    • In infants, these usually resolve spontaneously.
    • Hydroceles occurring in adults may be secondary to testicular tumour or infection and should be investigated - request urgent ultrasound for hydrocele in men aged 20-40 years.[1]

Testicular cancer may present as a painless testicular swelling, and is often curable if treated early. Testicular self-examination may have a role in the early detection of testicular cancer. As for any lump, early consultation for testicular swellings should be encouraged.

Further reading & references

  • Nicks BA et al; Hernias, Medscape, Jun 2012
  • Tiemstra JD, Kapoor S; Evaluation of scrotal masses. Am Fam Physician. 2008 Nov 15;78(10):1165-70.
  • Muttarak M, Chaiwun B; Painless scrotal swelling: ultrasonographical features with pathological correlation. Singapore Med J. 2005 Apr;46(4):196-201; quiz 202.
  • Henry & Thompson, Clinical Surgery: second edition. Elsevier Saunders, 2005. ISBN 0702027197
  1. Scrotal swellings, Clinical Knowledge Summaries (February 2010)
  2. Viswaroop BS, Kekre N, Gopalakrishnan G; Isolated tuberculous epididymitis: a review of forty cases. J Postgrad Med. 2005 Apr-Jun;51(2):109-11, discussion 111.
  3. Dayanir YO, Akdilli A, Karaman CZ, et al; Epididymoorchitis mimicking testicular torsion in Henoch-Schonlein purpura. Eur Radiol. 2001;11(11):2267-9.
  4. Majeed HA, Rawashdeh M, el-Shanti H, et al; Familial Mediterranean fever in children: the expanded clinical profile. QJM. 1999 Jun;92(6):309-18.
  5. Jenkins JT, O'Dwyer PJ; Inguinal hernias. BMJ. 2008 Feb 2;336(7638):269-72.
  6. Essential paediatrics, fourth edition. Churchill Livingstone 2000
  7. Deeb A, Hughes IA; Inguinal hernia in female infants: a cue to check the sex chromosomes? BJU Int. 2005 Aug;96(3):401-3.
  8. Ortenberg J et al; Pediatric Hydrocele and Hernia Surgery, Jan 2012
  9. Dawson C, Whitfield H; ABC of urology. Urological malignancy--III: Renal and testicular carcinoma. BMJ. 1996 May 4;312(7039):1146-8.
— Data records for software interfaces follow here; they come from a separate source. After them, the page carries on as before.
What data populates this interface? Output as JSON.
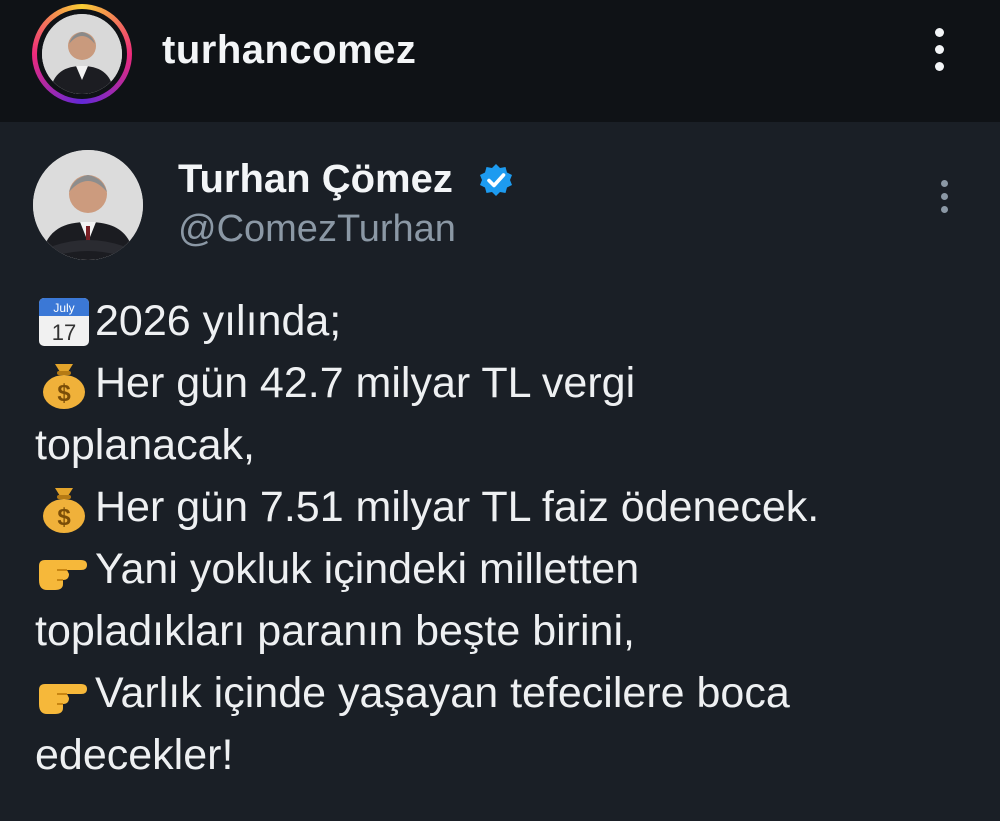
{
  "instagram": {
    "username": "turhancomez",
    "avatar_icon": "profile-photo",
    "menu_icon": "more-vertical-icon"
  },
  "tweet": {
    "author_name": "Turhan Çömez",
    "handle": "@ComezTurhan",
    "verified_icon": "verified-badge-icon",
    "menu_icon": "more-vertical-icon",
    "lines": [
      {
        "emoji": "calendar-icon",
        "text": "2026 yılında;"
      },
      {
        "emoji": "money-bag-icon",
        "text": "Her gün 42.7 milyar TL vergi"
      },
      {
        "emoji": "",
        "text": "toplanacak,"
      },
      {
        "emoji": "money-bag-icon",
        "text": "Her gün 7.51 milyar TL faiz ödenecek."
      },
      {
        "emoji": "pointing-hand-icon",
        "text": "Yani yokluk içindeki milletten"
      },
      {
        "emoji": "",
        "text": "topladıkları paranın beşte birini,"
      },
      {
        "emoji": "pointing-hand-icon",
        "text": "Varlık içinde yaşayan tefecilere boca"
      },
      {
        "emoji": "",
        "text": "edecekler!"
      }
    ],
    "calendar_emoji_month": "July",
    "calendar_emoji_day": "17"
  },
  "colors": {
    "header_bg": "#0f1216",
    "tweet_bg": "#1a1f26",
    "verified_blue": "#1d9bf0",
    "handle_gray": "#8b98a5"
  }
}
Disclaimer: This article is for information only and should not be used for the diagnosis or treatment of medical conditions. EMIS has used all reasonable care in compiling the information but make no warranty as to its accuracy. Consult a doctor or other health care professional for diagnosis and treatment of medical conditions. For details see our conditions.

Original Author:
Dr Naomi Hartree
Current Version:
Last Checked:
Document ID:
2405 (v21)